> [PROBLEM DESCRIPTION]: Only the pictures are to be left out; write out the rest of the data exactly.

[Stored dataset items]
———

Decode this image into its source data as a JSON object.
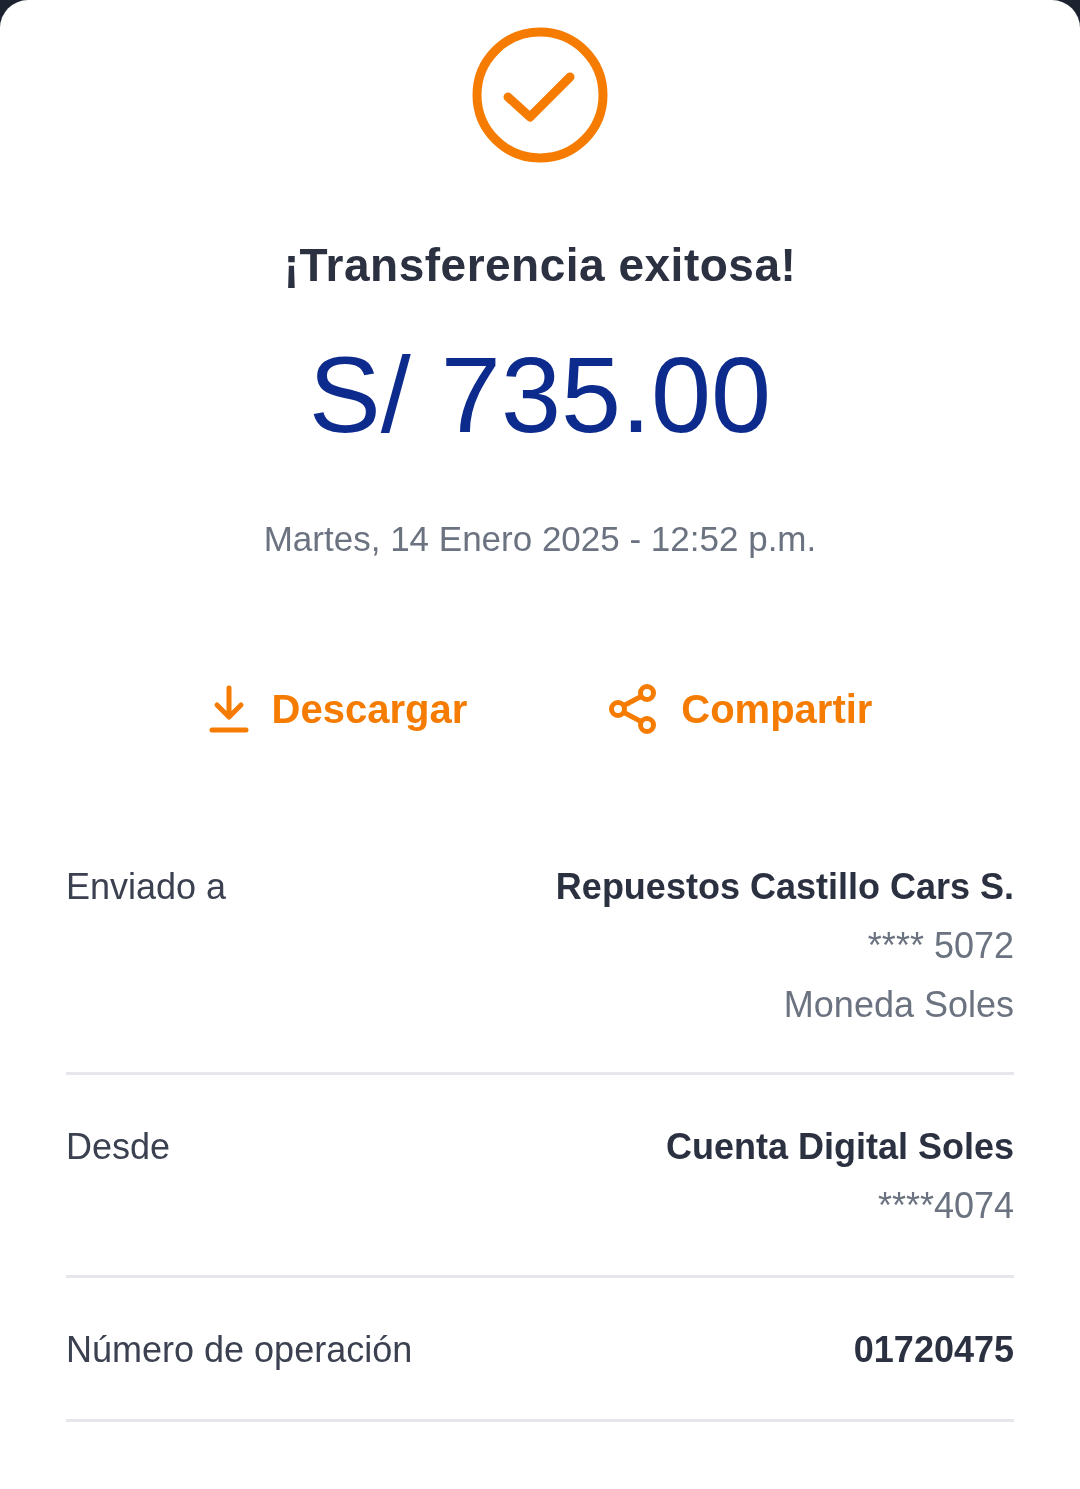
{
  "status": {
    "title": "¡Transferencia exitosa!"
  },
  "amount": "S/ 735.00",
  "datetime": "Martes, 14 Enero 2025 - 12:52 p.m.",
  "actions": [
    {
      "kind": "download",
      "label": "Descargar"
    },
    {
      "kind": "share",
      "label": "Compartir"
    }
  ],
  "details": [
    {
      "label": "Enviado a",
      "lines": [
        "Repuestos Castillo Cars S.",
        "**** 5072",
        "Moneda Soles"
      ]
    },
    {
      "label": "Desde",
      "lines": [
        "Cuenta Digital Soles",
        "****4074"
      ]
    },
    {
      "label": "Número de operación",
      "lines": [
        "01720475"
      ]
    }
  ]
}
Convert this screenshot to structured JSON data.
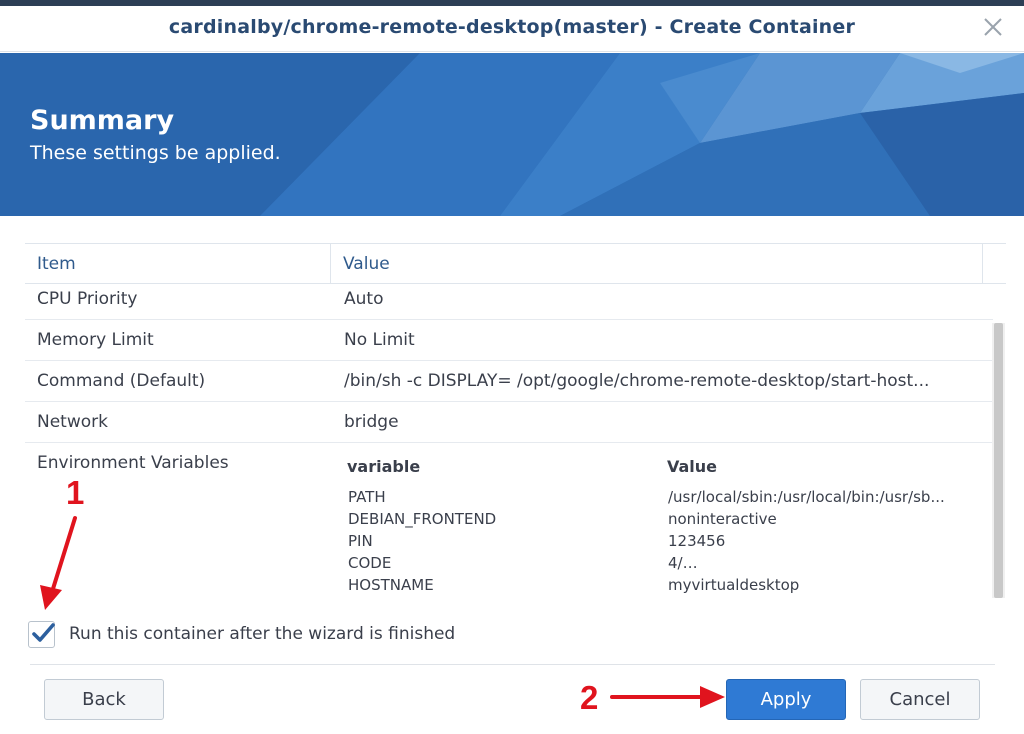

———

> [ANSWER TO THE EXERCISE]:
Decode this image into its source data as a JSON object.
{
  "status": {
    "title": "¡Transferencia exitosa!"
  },
  "amount": "S/ 735.00",
  "datetime": "Martes, 14 Enero 2025 - 12:52 p.m.",
  "actions": [
    {
      "kind": "download",
      "label": "Descargar"
    },
    {
      "kind": "share",
      "label": "Compartir"
    }
  ],
  "details": [
    {
      "label": "Enviado a",
      "lines": [
        "Repuestos Castillo Cars S.",
        "**** 5072",
        "Moneda Soles"
      ]
    },
    {
      "label": "Desde",
      "lines": [
        "Cuenta Digital Soles",
        "****4074"
      ]
    },
    {
      "label": "Número de operación",
      "lines": [
        "01720475"
      ]
    }
  ]
}
Convert this screenshot to structured JSON data.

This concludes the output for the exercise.